"Hit and Run" is such a page-turner that it seems petty to quibble about the subtitle co-authors Nancy Griffin and Kim Masters chose for it: "How Jon Peters and Peter Guber Took Sony for a Ride in Hollywood."
It's not that the book doesn't deliver what the subtitle promises; it does, with the satisfying jolt of a front-end collision. It's that the story the authors tell in their efficient, journalistic prose is larger than Guber and Peters. It's about what Guber correctly called "the perception of power" and what happens when the only goal of power is laughing all the way to the bank.
Greed, it turns out, knows neither limit nor nationality. As Griffin and Masters turn over the rocks one by one to reveal what crawls beneath, it's like a tour of the reptile tank at feeding time. You start hoping everybody will get what he or she deserves, but by the end your eyes roll heavenward, not in disbelief, but because golden parachutes blot out the rising sun. You want to man an anti-aircraft gun.
Is this fair? Is this nice? Maybe not, but it's juicy as all get-out and persuasive to boot. Most of the big narrative events in "Hit and Run" are well-known. First was Sony's $4.7-billion purchase (including debt assumption) of Columbia Pictures Entertainment, which included TriStar. Then there was the $200-million buyout of Guber-Peters Entertainment, such a money-drainer that one astonished and grateful stockholder was heard to exclaim, "Those people at Sony have to be the dumbest bastards that ever lived!" Finally, and most entertainingly, Steve Ross, head of Time-Warner, forced Sony to pony up another billion or so in cash and real estate so Warner could set Guber and Peters free and unload them on Sony. "Pearl Harbor Revenged," one wag called it. Within five years Sony declared a loss of an additional $3.2 billion.
The authors are smart, no-nonsense journalists (Griffin was West Coast editor of Premiere magazine and Masters was with the Washington Post). They have written a book about victims on both sides of the Pacific, and a colorful cast of accomplices who helped subject Sony to what one studio head called "the most public screwing in the history of the movie business."
Griffin and Masters intelligently assess Sony's motivations in acquiring Columbia as a software supplier for its electronics hardware business. "Synergy" was the buzzword in Tokyo and was supposed to remove the sting of humiliation and losses Sony had suffered in its failure to make Betamax the world-standard video recorder format. With a software component to drive Betamax, all that might have gone differently, they thought.
Sony even showed some wisdom in deciding that its American studio acquisition should stay in American hands.
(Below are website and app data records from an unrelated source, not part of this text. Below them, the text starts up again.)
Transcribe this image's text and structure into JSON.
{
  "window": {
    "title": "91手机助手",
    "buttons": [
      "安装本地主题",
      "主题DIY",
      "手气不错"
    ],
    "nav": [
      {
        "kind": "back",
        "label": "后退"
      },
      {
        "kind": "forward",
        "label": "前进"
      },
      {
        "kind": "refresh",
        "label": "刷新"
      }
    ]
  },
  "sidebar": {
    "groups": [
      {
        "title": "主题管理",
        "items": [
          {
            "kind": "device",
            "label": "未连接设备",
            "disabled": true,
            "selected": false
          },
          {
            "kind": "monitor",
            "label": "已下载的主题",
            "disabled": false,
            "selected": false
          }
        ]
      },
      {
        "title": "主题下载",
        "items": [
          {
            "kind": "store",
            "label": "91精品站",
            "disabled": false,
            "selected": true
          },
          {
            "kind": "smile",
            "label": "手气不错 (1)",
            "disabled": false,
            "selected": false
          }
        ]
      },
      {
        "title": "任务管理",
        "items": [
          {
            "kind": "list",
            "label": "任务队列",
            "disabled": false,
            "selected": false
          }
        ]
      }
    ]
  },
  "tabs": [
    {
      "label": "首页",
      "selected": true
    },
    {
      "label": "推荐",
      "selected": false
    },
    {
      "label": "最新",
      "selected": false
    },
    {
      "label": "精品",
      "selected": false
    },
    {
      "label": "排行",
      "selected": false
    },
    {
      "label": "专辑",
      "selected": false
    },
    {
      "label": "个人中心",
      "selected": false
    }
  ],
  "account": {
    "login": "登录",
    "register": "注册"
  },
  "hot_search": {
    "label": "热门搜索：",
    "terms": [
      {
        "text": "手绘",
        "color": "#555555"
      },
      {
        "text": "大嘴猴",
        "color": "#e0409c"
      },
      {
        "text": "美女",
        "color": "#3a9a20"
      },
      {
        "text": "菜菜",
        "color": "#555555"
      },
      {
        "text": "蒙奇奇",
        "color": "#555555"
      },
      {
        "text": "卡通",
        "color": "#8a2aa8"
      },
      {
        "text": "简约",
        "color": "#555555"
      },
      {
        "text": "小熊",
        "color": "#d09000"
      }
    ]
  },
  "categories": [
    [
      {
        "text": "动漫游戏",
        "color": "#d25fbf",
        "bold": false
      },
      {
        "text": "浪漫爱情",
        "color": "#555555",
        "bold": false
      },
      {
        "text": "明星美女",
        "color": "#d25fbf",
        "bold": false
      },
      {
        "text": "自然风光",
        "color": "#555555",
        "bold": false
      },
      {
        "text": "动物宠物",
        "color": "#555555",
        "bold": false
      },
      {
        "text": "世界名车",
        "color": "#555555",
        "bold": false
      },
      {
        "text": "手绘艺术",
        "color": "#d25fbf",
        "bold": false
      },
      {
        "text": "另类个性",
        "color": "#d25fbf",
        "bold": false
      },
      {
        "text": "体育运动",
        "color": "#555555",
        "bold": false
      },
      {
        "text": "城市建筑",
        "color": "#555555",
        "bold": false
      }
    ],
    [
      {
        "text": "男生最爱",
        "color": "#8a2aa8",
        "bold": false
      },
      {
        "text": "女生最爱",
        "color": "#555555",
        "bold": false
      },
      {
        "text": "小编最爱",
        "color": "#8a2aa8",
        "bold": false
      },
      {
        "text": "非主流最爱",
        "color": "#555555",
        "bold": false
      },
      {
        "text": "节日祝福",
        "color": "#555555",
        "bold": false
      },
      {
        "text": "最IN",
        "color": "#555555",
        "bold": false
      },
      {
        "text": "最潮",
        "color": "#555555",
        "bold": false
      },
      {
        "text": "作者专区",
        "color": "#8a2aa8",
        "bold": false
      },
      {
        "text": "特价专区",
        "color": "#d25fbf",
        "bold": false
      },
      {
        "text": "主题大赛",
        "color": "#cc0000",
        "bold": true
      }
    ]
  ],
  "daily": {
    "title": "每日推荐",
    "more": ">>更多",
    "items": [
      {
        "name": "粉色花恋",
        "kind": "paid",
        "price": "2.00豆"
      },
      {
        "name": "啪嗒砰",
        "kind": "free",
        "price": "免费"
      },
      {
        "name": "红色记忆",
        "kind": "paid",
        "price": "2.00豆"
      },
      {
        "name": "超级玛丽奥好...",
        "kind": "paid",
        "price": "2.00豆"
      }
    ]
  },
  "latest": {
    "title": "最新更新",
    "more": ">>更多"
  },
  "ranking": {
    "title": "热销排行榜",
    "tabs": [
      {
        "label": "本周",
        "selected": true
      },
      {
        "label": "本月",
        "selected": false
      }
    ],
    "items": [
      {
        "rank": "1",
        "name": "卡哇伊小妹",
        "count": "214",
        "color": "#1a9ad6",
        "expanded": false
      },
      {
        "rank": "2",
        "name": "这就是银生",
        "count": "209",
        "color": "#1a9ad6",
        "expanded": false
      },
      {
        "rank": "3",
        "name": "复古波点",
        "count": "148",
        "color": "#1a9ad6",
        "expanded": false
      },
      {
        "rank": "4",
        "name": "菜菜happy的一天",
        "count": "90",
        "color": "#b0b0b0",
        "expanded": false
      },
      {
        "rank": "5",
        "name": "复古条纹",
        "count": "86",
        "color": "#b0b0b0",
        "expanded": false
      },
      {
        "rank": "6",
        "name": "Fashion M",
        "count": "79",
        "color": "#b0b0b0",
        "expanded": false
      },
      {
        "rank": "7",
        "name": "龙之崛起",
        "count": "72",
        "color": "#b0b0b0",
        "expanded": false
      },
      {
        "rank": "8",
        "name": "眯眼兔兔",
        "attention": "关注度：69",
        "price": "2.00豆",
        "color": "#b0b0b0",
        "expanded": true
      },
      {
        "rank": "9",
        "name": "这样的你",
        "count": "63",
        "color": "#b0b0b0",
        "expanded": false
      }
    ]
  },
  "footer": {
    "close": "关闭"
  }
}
The problem was that, through Sony's earlier purchase of CBS Records, the hands they were in belonged to Walter Yetnikoff, the New York music mogul who was, according to Griffin and Masters, "staggering toward collapse from substance abuse." Yetnikoff got detox and rehab; Sony got Guber and Peters.
Guber and Peters, brought in to manage the newly purchased studio, didn't spring full-blown from some Yetnikoff delirium. Separately or together they had been involved with such well-regarded pictures as "Midnight Express," "A Star Is Born," "Gorillas in the Mist," "Batman" and "Rain Man." They were seldom accused of actually producing them, but this is no more novel in Hollywood than credit-grabbing, at which they also appear to have been expert. Guber had studio experience at the old Columbia, and Peters, Barbra Streisand's former boyfriend, had business experience as well (as a hairdresser). Both had chutzpah, ambition and corporate experience in running Casablanca Record and FilmWorks and working with the Dutch at Polygram (with whom Sony would have been wise to have had a chat). Major careers in Hollywood have been built on less.
Griffin and Masters document all this clearly and convincingly. They are especially good on the Guber-Peters dynamic, which turned out to be the real synergy. They quote a former associate that "one is like a machine, the other is like an animal. One is mind and the other is heart. And that's why they're so good together." Cher, who worked for them on "The Witches of Eastwick," had a different view: "Jon Peters at least would scream and yell, and you knew what he was thinking. . . . Guber--you never knew what was going on with him. I mean, he'd just smile."
Somebody else notes "Peter needs a bad guy around him," which director Rob Cohen expands with "Jon completed Peter. . . . If you can have your surrogate, your alter ego, destroy everything in your path so that you can walk in on rose petals, that's a great thing."